Exercise instructions -> Images should not appear in the copy, yet every line of the listing below must be printed exactly.
□ □ □ □
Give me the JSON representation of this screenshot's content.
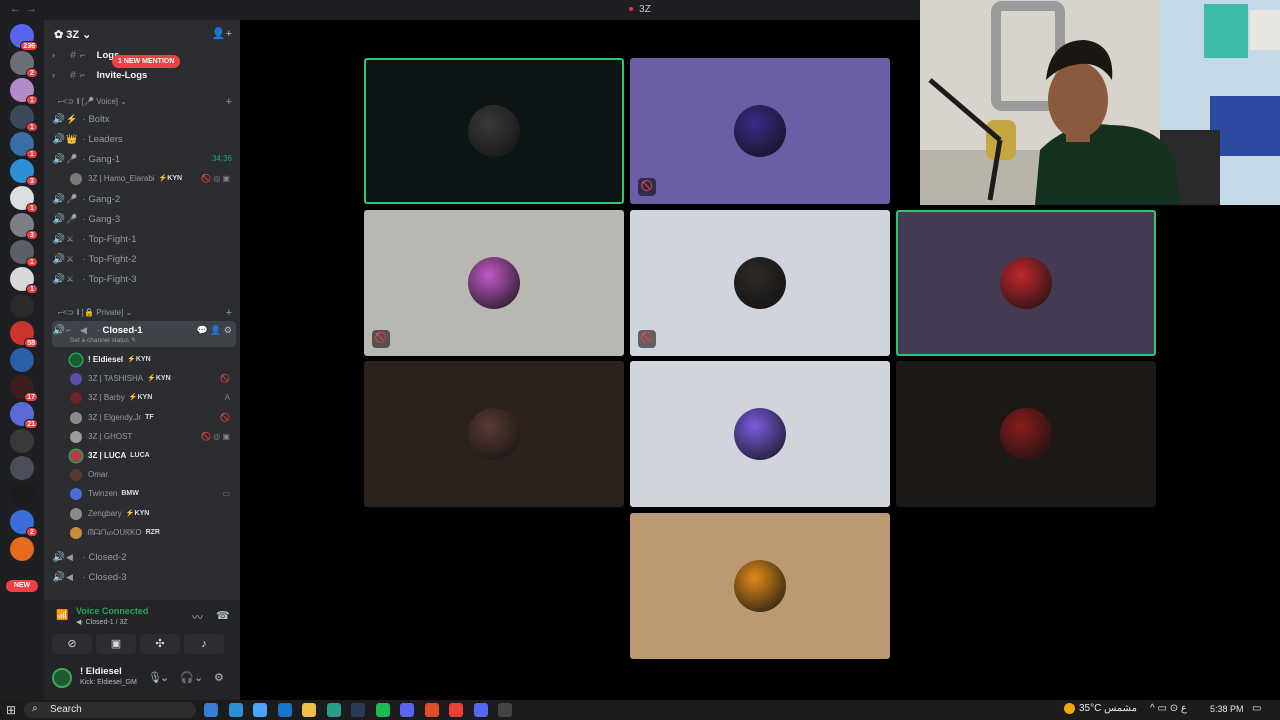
{
  "window": {
    "title": "3Z",
    "back": "←",
    "forward": "→"
  },
  "servers": [
    {
      "badge": "236",
      "color": "#5865f2"
    },
    {
      "badge": "2",
      "color": "#6d6f78"
    },
    {
      "badge": "1",
      "color": "#b58ac8"
    },
    {
      "badge": "1",
      "color": "#3a4a5a"
    },
    {
      "badge": "1",
      "color": "#3a6ea5"
    },
    {
      "badge": "3",
      "color": "#2e8fd9"
    },
    {
      "badge": "1",
      "color": "#dbdee1"
    },
    {
      "badge": "3",
      "color": "#7c7f86"
    },
    {
      "badge": "1",
      "color": "#5c5f66"
    },
    {
      "badge": "1",
      "color": "#d8d8d8"
    },
    {
      "badge": "",
      "color": "#2a2a2a"
    },
    {
      "badge": "58",
      "color": "#c9342c"
    },
    {
      "badge": "",
      "color": "#2b5fa8"
    },
    {
      "badge": "17",
      "color": "#3b1f1f"
    },
    {
      "badge": "21",
      "color": "#5a6ad8"
    },
    {
      "badge": "",
      "color": "#3a3a3a"
    },
    {
      "badge": "",
      "color": "#4a4e58"
    },
    {
      "badge": "",
      "color": "#1c1c1c"
    },
    {
      "badge": "2",
      "color": "#3a6ed8"
    },
    {
      "badge": "",
      "color": "#e66a1c"
    }
  ],
  "rail_new": "NEW",
  "sidebar": {
    "server_name": "3Z",
    "mention_pill": "1 NEW MENTION",
    "text_channels": [
      {
        "icon": "#",
        "label": "Logs"
      },
      {
        "icon": "#",
        "label": "Invite-Logs"
      }
    ],
    "voice_category": "Voice",
    "voice_channels": [
      {
        "label": "Boltx",
        "emoji": "⚡"
      },
      {
        "label": "Leaders",
        "emoji": "👑"
      },
      {
        "label": "Gang-1",
        "emoji": "🎤",
        "timer": "34:36"
      },
      {
        "label": "Gang-2",
        "emoji": "🎤"
      },
      {
        "label": "Gang-3",
        "emoji": "🎤"
      },
      {
        "label": "Top-Fight-1",
        "emoji": "⚔"
      },
      {
        "label": "Top-Fight-2",
        "emoji": "⚔"
      },
      {
        "label": "Top-Fight-3",
        "emoji": "⚔"
      }
    ],
    "gang1_member": {
      "name": "3Z | Hamo_Elarabi",
      "tag": "⚡KYN"
    },
    "private_category": "Private",
    "active_channel": {
      "label": "Closed-1",
      "status": "Set a channel status ✎"
    },
    "members": [
      {
        "name": "! Eldiesel",
        "tag": "⚡KYN",
        "bold": true,
        "speaking": true,
        "color": "#1d5a2c",
        "status": ""
      },
      {
        "name": "3Z | TASHISHA",
        "tag": "⚡KYN",
        "bold": false,
        "speaking": false,
        "color": "#5b4fa8",
        "status": "🚫"
      },
      {
        "name": "3Z | Barby",
        "tag": "⚡KYN",
        "bold": false,
        "speaking": false,
        "color": "#6a2626",
        "status": "A"
      },
      {
        "name": "3Z | Elgendy.Jr",
        "tag": "TF",
        "bold": false,
        "speaking": false,
        "color": "#8a8a8a",
        "status": "🚫"
      },
      {
        "name": "3Z | GHOST",
        "tag": "",
        "bold": false,
        "speaking": false,
        "color": "#9a9a9a",
        "status": "🚫 ◎ ▣"
      },
      {
        "name": "3Z | LUCA",
        "tag": "LUCA",
        "bold": true,
        "speaking": true,
        "color": "#b43c44",
        "status": ""
      },
      {
        "name": "Omar",
        "tag": "",
        "bold": false,
        "speaking": false,
        "color": "#5a3a30",
        "status": ""
      },
      {
        "name": "Twinzen",
        "tag": "BMW",
        "bold": false,
        "speaking": false,
        "color": "#4a6ed0",
        "status": "▭"
      },
      {
        "name": "Zengbary",
        "tag": "⚡KYN",
        "bold": false,
        "speaking": false,
        "color": "#8a8a8a",
        "status": ""
      },
      {
        "name": "ᗰᗩᑎᔕOᑌᖇKO",
        "tag": "RZR",
        "bold": false,
        "speaking": false,
        "color": "#c98a3a",
        "status": ""
      }
    ],
    "after_channels": [
      {
        "label": "Closed-2"
      },
      {
        "label": "Closed-3"
      }
    ]
  },
  "voice_panel": {
    "status": "Voice Connected",
    "channel": "Closed-1 / 3Z"
  },
  "user_panel": {
    "name": "! Eldiesel",
    "status": "Kick: Eldiesel_GM"
  },
  "tiles": [
    {
      "bg": "#0b1516",
      "avatar": "#3a3a3a",
      "speaking": true,
      "muted": false
    },
    {
      "bg": "#6a5fa6",
      "avatar": "#3a2b8c",
      "speaking": false,
      "muted": true
    },
    {
      "bg": "#b9b7b1",
      "avatar": "#c25ac7",
      "speaking": false,
      "muted": true
    },
    {
      "bg": "#cfd4dd",
      "avatar": "#2e2a26",
      "speaking": false,
      "muted": true
    },
    {
      "bg": "#453a54",
      "avatar": "#c1272d",
      "speaking": true,
      "muted": false
    },
    {
      "bg": "#2b211d",
      "avatar": "#5a3a34",
      "speaking": false,
      "muted": false
    },
    {
      "bg": "#cfd4dd",
      "avatar": "#7b5ce0",
      "speaking": false,
      "muted": false
    },
    {
      "bg": "#1b1815",
      "avatar": "#8a1c1c",
      "speaking": false,
      "muted": false
    },
    {
      "bg": "#b99a72",
      "avatar": "#e08a18",
      "speaking": false,
      "muted": false
    }
  ],
  "taskbar": {
    "search_placeholder": "Search",
    "weather": "35°C  مشمس",
    "tray": "^ ▭ ⊙ ع",
    "time": "5:38 PM",
    "apps": [
      {
        "color": "#3a7bd5"
      },
      {
        "color": "#2e8fd9"
      },
      {
        "color": "#4aa3ff"
      },
      {
        "color": "#1a73c8"
      },
      {
        "color": "#f2c14a"
      },
      {
        "color": "#2a9d8f"
      },
      {
        "color": "#2a3a5a"
      },
      {
        "color": "#1db954"
      },
      {
        "color": "#5865f2"
      },
      {
        "color": "#e34d26"
      },
      {
        "color": "#ea4335"
      },
      {
        "color": "#5865f2"
      },
      {
        "color": "#444"
      }
    ]
  }
}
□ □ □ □
Problem solution ->
Give me the JSON representation of this screenshot's content.
{
  "window": {
    "title": "3Z",
    "back": "←",
    "forward": "→"
  },
  "servers": [
    {
      "badge": "236",
      "color": "#5865f2"
    },
    {
      "badge": "2",
      "color": "#6d6f78"
    },
    {
      "badge": "1",
      "color": "#b58ac8"
    },
    {
      "badge": "1",
      "color": "#3a4a5a"
    },
    {
      "badge": "1",
      "color": "#3a6ea5"
    },
    {
      "badge": "3",
      "color": "#2e8fd9"
    },
    {
      "badge": "1",
      "color": "#dbdee1"
    },
    {
      "badge": "3",
      "color": "#7c7f86"
    },
    {
      "badge": "1",
      "color": "#5c5f66"
    },
    {
      "badge": "1",
      "color": "#d8d8d8"
    },
    {
      "badge": "",
      "color": "#2a2a2a"
    },
    {
      "badge": "58",
      "color": "#c9342c"
    },
    {
      "badge": "",
      "color": "#2b5fa8"
    },
    {
      "badge": "17",
      "color": "#3b1f1f"
    },
    {
      "badge": "21",
      "color": "#5a6ad8"
    },
    {
      "badge": "",
      "color": "#3a3a3a"
    },
    {
      "badge": "",
      "color": "#4a4e58"
    },
    {
      "badge": "",
      "color": "#1c1c1c"
    },
    {
      "badge": "2",
      "color": "#3a6ed8"
    },
    {
      "badge": "",
      "color": "#e66a1c"
    }
  ],
  "rail_new": "NEW",
  "sidebar": {
    "server_name": "3Z",
    "mention_pill": "1 NEW MENTION",
    "text_channels": [
      {
        "icon": "#",
        "label": "Logs"
      },
      {
        "icon": "#",
        "label": "Invite-Logs"
      }
    ],
    "voice_category": "Voice",
    "voice_channels": [
      {
        "label": "Boltx",
        "emoji": "⚡"
      },
      {
        "label": "Leaders",
        "emoji": "👑"
      },
      {
        "label": "Gang-1",
        "emoji": "🎤",
        "timer": "34:36"
      },
      {
        "label": "Gang-2",
        "emoji": "🎤"
      },
      {
        "label": "Gang-3",
        "emoji": "🎤"
      },
      {
        "label": "Top-Fight-1",
        "emoji": "⚔"
      },
      {
        "label": "Top-Fight-2",
        "emoji": "⚔"
      },
      {
        "label": "Top-Fight-3",
        "emoji": "⚔"
      }
    ],
    "gang1_member": {
      "name": "3Z | Hamo_Elarabi",
      "tag": "⚡KYN"
    },
    "private_category": "Private",
    "active_channel": {
      "label": "Closed-1",
      "status": "Set a channel status ✎"
    },
    "members": [
      {
        "name": "! Eldiesel",
        "tag": "⚡KYN",
        "bold": true,
        "speaking": true,
        "color": "#1d5a2c",
        "status": ""
      },
      {
        "name": "3Z | TASHISHA",
        "tag": "⚡KYN",
        "bold": false,
        "speaking": false,
        "color": "#5b4fa8",
        "status": "🚫"
      },
      {
        "name": "3Z | Barby",
        "tag": "⚡KYN",
        "bold": false,
        "speaking": false,
        "color": "#6a2626",
        "status": "A"
      },
      {
        "name": "3Z | Elgendy.Jr",
        "tag": "TF",
        "bold": false,
        "speaking": false,
        "color": "#8a8a8a",
        "status": "🚫"
      },
      {
        "name": "3Z | GHOST",
        "tag": "",
        "bold": false,
        "speaking": false,
        "color": "#9a9a9a",
        "status": "🚫 ◎ ▣"
      },
      {
        "name": "3Z | LUCA",
        "tag": "LUCA",
        "bold": true,
        "speaking": true,
        "color": "#b43c44",
        "status": ""
      },
      {
        "name": "Omar",
        "tag": "",
        "bold": false,
        "speaking": false,
        "color": "#5a3a30",
        "status": ""
      },
      {
        "name": "Twinzen",
        "tag": "BMW",
        "bold": false,
        "speaking": false,
        "color": "#4a6ed0",
        "status": "▭"
      },
      {
        "name": "Zengbary",
        "tag": "⚡KYN",
        "bold": false,
        "speaking": false,
        "color": "#8a8a8a",
        "status": ""
      },
      {
        "name": "ᗰᗩᑎᔕOᑌᖇKO",
        "tag": "RZR",
        "bold": false,
        "speaking": false,
        "color": "#c98a3a",
        "status": ""
      }
    ],
    "after_channels": [
      {
        "label": "Closed-2"
      },
      {
        "label": "Closed-3"
      }
    ]
  },
  "voice_panel": {
    "status": "Voice Connected",
    "channel": "Closed-1 / 3Z"
  },
  "user_panel": {
    "name": "! Eldiesel",
    "status": "Kick: Eldiesel_GM"
  },
  "tiles": [
    {
      "bg": "#0b1516",
      "avatar": "#3a3a3a",
      "speaking": true,
      "muted": false
    },
    {
      "bg": "#6a5fa6",
      "avatar": "#3a2b8c",
      "speaking": false,
      "muted": true
    },
    {
      "bg": "#b9b7b1",
      "avatar": "#c25ac7",
      "speaking": false,
      "muted": true
    },
    {
      "bg": "#cfd4dd",
      "avatar": "#2e2a26",
      "speaking": false,
      "muted": true
    },
    {
      "bg": "#453a54",
      "avatar": "#c1272d",
      "speaking": true,
      "muted": false
    },
    {
      "bg": "#2b211d",
      "avatar": "#5a3a34",
      "speaking": false,
      "muted": false
    },
    {
      "bg": "#cfd4dd",
      "avatar": "#7b5ce0",
      "speaking": false,
      "muted": false
    },
    {
      "bg": "#1b1815",
      "avatar": "#8a1c1c",
      "speaking": false,
      "muted": false
    },
    {
      "bg": "#b99a72",
      "avatar": "#e08a18",
      "speaking": false,
      "muted": false
    }
  ],
  "taskbar": {
    "search_placeholder": "Search",
    "weather": "35°C  مشمس",
    "tray": "^ ▭ ⊙ ع",
    "time": "5:38 PM",
    "apps": [
      {
        "color": "#3a7bd5"
      },
      {
        "color": "#2e8fd9"
      },
      {
        "color": "#4aa3ff"
      },
      {
        "color": "#1a73c8"
      },
      {
        "color": "#f2c14a"
      },
      {
        "color": "#2a9d8f"
      },
      {
        "color": "#2a3a5a"
      },
      {
        "color": "#1db954"
      },
      {
        "color": "#5865f2"
      },
      {
        "color": "#e34d26"
      },
      {
        "color": "#ea4335"
      },
      {
        "color": "#5865f2"
      },
      {
        "color": "#444"
      }
    ]
  }
}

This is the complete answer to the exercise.